Website and app data records
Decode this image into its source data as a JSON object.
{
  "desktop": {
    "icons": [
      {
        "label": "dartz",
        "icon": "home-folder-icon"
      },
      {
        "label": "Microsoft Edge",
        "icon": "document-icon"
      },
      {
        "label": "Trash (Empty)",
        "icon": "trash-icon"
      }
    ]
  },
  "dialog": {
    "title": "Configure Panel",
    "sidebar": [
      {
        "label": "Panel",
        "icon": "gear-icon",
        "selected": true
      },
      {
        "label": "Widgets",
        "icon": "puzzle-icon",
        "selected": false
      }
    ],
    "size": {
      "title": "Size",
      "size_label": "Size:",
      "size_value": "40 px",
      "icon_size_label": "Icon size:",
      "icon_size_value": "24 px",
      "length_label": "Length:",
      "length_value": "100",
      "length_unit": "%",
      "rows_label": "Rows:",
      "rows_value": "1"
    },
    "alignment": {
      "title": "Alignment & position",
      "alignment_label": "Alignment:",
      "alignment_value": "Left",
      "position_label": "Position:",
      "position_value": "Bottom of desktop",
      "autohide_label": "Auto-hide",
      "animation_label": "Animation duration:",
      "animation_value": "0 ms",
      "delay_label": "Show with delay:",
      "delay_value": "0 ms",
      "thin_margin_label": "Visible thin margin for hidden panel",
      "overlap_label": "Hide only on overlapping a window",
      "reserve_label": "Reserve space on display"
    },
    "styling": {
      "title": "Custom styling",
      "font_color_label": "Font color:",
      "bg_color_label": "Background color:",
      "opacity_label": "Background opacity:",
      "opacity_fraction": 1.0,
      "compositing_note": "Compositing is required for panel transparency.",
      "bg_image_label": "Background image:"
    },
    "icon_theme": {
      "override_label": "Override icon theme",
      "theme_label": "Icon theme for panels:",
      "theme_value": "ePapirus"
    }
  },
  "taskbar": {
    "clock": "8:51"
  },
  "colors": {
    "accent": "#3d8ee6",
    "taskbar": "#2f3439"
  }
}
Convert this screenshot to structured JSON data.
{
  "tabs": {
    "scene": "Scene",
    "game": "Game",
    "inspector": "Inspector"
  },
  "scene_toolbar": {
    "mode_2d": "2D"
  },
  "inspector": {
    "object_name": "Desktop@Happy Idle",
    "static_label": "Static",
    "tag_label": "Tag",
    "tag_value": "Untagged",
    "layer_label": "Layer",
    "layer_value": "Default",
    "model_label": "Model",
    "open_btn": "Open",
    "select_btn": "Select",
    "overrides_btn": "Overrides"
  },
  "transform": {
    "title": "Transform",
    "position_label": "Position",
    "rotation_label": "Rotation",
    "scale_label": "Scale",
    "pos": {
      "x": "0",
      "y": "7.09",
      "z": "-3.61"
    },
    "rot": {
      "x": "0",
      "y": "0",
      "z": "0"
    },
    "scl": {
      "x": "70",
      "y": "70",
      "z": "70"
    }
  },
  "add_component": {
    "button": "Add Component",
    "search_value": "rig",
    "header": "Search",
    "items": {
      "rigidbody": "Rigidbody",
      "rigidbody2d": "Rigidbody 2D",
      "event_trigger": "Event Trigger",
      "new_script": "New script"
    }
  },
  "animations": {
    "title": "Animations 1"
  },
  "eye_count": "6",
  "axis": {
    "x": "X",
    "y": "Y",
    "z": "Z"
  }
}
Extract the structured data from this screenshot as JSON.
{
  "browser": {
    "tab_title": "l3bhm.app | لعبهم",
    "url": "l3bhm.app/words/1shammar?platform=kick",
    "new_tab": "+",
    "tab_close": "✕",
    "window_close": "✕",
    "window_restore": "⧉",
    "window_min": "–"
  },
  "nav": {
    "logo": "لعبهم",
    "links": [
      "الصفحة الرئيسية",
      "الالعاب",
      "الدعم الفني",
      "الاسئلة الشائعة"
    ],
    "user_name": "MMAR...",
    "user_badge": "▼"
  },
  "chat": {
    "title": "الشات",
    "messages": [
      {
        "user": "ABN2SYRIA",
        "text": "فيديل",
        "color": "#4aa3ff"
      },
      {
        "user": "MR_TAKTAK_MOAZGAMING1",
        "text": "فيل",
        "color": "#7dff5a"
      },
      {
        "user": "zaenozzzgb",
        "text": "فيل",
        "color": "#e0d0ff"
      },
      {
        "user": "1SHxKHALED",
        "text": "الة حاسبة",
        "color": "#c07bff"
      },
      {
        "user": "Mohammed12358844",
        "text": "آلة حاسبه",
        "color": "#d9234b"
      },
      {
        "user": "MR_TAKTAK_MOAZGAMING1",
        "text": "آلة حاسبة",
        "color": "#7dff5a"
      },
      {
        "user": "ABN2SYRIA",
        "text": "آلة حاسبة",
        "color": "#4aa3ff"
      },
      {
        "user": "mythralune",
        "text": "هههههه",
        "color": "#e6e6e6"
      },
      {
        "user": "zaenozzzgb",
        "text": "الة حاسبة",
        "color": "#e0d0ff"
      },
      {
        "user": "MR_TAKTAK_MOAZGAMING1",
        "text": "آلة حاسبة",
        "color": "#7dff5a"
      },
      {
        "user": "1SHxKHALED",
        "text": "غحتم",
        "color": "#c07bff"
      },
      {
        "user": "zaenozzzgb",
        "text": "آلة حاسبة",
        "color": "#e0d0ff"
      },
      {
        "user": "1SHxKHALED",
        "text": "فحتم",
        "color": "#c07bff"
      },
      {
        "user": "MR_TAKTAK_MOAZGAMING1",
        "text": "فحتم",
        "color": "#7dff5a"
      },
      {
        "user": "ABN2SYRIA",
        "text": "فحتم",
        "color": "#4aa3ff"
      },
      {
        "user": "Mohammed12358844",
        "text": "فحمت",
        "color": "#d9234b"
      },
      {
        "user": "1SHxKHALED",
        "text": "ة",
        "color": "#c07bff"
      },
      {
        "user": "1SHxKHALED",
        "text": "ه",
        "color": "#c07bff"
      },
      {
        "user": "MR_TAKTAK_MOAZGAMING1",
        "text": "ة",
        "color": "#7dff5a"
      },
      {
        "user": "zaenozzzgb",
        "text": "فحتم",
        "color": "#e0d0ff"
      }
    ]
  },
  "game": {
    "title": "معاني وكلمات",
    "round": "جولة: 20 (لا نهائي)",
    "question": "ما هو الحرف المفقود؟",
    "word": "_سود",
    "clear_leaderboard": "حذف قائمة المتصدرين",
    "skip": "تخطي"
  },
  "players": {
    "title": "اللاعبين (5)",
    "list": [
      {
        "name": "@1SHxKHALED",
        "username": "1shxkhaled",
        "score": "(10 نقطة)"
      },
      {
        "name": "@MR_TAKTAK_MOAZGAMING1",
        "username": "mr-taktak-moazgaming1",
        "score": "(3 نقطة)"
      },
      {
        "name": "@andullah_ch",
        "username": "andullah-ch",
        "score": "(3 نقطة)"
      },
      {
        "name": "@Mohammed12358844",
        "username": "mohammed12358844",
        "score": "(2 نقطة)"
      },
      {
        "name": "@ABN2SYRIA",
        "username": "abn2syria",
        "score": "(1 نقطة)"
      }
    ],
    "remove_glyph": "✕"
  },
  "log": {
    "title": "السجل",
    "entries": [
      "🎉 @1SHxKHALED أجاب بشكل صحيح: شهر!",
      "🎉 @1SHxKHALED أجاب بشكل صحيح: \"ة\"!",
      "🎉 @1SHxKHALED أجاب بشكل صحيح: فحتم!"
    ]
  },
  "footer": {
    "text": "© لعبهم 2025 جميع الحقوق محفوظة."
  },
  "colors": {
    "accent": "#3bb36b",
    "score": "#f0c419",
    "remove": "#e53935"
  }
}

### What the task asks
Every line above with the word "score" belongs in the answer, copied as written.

### Response to this task
        "score": "(10 نقطة)"
        "score": "(3 نقطة)"
        "score": "(3 نقطة)"
        "score": "(2 نقطة)"
        "score": "(1 نقطة)"
    "score": "#f0c419",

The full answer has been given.